Hall of Fame inductees are the pioneers, explorers and artists in America's river history. They were movers and shakers from the days gone by and the recent past. These men and women made significant contributions related to America’s rivers, which is why we honor them.
IN THIS SECTION
The River People
Back to Inductees
Inducted in 2015
Ulysses S. Grant was born on April 27, 1822, in Point Pleasant, Ohio. He served as U.S. general and commander of the Union armies during the late years of the American Civil War. Perhaps Grant’s greatest accomplishment was his capture and control of the Mississippi River, ultimately turning the tide of the Civil War to the north.
Without the Mississippi River, the Union may have indeed lost the war. Both President Lincoln and Jefferson Davis, the President of the Confederacy, said that the Mississippi River was the key to victory in the Civil War.
Shortly after the Civil War began, Kentucky's fragile neutrality fell apart. Grant and his volunteers took the small town of Paducah, Kentucky, at the mouth of the Tennessee River. In February 1862, in a joint operation with the U.S. Navy, Grant applied pressure on Fort Henry and Fort Donelson, taking them both and gaining control over the Tennessee and Cumberland rivers, the earliest significant Union victories of the American Civil War.
In December 1862, Grant moved overland to take Vicksburg—a key fortress city of the Confederacy and its stronghold on the Mississippi River. As Vicksburg went so went the war. Grant tried to open a waterway as part of his attack, but was stopped by the terrain and flow of the Mississippi. In his second attempt, Grant moved his men down the western bank of the Mississippi River and crossed the river south of Vicksburg. After several assaults, Grant initiated a long siege, and Vicksburg finally surrendered on July 4, 1863. Vicksburg marked Grant’s greatest achievement thus far.

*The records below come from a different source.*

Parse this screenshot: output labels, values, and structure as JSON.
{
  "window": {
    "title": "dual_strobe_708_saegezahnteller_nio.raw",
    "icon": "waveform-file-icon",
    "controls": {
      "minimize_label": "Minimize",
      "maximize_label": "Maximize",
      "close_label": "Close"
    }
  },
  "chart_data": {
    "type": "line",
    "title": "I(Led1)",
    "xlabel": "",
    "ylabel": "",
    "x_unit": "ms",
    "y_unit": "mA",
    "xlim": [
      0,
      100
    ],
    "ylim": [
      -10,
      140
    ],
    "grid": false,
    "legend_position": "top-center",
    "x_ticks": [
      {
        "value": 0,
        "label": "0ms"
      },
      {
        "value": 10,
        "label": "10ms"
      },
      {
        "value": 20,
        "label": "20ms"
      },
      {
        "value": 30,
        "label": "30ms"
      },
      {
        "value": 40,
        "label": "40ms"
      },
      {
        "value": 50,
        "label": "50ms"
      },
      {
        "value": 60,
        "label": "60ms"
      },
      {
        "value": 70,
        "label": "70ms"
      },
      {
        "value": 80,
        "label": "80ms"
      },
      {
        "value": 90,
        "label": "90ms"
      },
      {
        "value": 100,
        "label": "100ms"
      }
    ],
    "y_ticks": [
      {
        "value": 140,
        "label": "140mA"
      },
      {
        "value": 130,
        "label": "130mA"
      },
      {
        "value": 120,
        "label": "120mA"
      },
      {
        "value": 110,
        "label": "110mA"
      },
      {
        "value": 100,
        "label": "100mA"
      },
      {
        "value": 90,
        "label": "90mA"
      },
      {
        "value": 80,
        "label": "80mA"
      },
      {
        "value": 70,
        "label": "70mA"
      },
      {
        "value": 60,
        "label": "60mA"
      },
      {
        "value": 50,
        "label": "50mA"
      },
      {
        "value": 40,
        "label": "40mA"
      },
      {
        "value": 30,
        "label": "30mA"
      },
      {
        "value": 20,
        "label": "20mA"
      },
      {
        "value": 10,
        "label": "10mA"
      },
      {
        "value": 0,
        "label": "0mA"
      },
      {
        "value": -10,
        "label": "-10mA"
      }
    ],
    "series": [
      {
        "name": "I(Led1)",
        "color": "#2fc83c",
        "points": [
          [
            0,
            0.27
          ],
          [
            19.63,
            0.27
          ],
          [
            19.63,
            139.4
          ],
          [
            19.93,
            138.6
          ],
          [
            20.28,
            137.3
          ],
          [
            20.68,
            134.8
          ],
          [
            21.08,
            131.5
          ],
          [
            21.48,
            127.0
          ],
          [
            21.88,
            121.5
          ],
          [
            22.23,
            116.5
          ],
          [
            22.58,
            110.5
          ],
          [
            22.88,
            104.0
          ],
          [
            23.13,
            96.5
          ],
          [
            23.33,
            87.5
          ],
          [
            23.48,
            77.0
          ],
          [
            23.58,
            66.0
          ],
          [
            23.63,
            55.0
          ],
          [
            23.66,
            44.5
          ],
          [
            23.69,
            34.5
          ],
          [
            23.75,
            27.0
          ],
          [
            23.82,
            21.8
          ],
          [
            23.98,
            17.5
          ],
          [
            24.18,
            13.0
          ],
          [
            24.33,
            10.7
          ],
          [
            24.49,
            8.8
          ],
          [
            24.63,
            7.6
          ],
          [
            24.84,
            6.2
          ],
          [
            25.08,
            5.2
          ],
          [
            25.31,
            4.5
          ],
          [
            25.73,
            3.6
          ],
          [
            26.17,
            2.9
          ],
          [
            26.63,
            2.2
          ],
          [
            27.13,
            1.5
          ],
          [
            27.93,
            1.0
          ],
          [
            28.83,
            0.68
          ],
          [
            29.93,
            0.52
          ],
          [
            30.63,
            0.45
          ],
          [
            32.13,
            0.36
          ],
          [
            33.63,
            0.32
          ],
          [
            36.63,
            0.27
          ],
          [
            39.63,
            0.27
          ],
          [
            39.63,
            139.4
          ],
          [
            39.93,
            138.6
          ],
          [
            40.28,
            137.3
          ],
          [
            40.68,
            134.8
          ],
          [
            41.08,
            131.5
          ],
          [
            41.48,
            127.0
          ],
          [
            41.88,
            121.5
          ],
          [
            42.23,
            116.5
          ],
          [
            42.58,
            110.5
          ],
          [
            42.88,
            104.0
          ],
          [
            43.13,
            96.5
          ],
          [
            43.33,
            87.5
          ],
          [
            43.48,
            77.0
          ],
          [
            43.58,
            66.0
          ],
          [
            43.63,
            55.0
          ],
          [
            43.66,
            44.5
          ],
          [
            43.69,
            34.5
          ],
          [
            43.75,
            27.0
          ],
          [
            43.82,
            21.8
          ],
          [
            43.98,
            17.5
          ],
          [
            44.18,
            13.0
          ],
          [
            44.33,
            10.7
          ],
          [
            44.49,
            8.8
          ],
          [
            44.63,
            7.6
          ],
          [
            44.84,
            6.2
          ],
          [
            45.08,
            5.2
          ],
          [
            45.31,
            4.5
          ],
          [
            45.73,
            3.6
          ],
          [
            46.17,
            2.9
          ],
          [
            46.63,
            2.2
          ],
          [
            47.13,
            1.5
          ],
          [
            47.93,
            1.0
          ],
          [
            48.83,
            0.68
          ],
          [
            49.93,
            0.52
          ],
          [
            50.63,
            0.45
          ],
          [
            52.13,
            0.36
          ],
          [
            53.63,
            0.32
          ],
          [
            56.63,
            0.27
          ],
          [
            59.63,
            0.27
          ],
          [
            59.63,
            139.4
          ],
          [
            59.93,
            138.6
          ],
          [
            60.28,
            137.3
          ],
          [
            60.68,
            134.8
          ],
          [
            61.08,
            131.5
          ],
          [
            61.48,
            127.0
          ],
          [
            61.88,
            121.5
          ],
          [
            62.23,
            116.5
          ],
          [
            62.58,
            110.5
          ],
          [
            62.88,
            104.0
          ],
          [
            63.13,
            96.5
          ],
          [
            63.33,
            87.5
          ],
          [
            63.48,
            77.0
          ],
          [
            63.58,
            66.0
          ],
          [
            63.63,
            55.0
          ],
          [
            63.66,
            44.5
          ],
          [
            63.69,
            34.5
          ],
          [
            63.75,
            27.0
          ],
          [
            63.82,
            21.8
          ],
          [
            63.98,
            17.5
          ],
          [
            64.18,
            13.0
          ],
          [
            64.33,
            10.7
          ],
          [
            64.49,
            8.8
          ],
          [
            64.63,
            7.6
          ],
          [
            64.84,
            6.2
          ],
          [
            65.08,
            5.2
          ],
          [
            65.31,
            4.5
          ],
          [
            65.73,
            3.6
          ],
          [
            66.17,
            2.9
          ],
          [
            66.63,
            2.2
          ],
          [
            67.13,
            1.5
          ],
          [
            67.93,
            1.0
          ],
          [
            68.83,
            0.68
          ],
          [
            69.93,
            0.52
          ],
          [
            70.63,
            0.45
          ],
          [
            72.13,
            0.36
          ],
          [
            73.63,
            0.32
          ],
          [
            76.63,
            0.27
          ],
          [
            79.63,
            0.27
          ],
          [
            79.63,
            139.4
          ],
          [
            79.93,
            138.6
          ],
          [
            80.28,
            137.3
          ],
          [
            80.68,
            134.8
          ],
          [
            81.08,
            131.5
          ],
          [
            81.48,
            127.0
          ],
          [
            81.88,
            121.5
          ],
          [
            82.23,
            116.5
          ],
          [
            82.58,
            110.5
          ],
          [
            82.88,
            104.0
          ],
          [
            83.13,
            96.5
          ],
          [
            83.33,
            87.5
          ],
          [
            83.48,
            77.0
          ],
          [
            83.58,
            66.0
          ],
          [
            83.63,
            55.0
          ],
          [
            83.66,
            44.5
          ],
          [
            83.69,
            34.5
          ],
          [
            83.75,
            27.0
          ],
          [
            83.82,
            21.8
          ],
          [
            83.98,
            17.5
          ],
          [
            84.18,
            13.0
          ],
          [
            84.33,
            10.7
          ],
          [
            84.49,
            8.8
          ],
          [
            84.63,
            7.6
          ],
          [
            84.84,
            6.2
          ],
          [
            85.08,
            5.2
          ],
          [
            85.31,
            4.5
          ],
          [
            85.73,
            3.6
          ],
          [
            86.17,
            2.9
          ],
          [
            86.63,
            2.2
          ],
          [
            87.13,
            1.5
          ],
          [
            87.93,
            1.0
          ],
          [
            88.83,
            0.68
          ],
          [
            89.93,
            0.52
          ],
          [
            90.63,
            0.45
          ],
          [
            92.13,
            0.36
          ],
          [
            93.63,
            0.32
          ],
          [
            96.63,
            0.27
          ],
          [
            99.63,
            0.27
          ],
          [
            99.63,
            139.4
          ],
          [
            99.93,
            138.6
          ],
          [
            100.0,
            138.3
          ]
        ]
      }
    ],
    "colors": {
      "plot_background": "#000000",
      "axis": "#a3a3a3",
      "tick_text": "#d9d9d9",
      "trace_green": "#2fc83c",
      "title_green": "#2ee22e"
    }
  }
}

With the Mississippi River now firmly in Union hands, the Confederacy’s fate was all but sealed.
On April 9, 1865, Lee surrendered his army to Grant, marking the end of the Civil War. In 1868, Grant was elected the 18th president of the United States.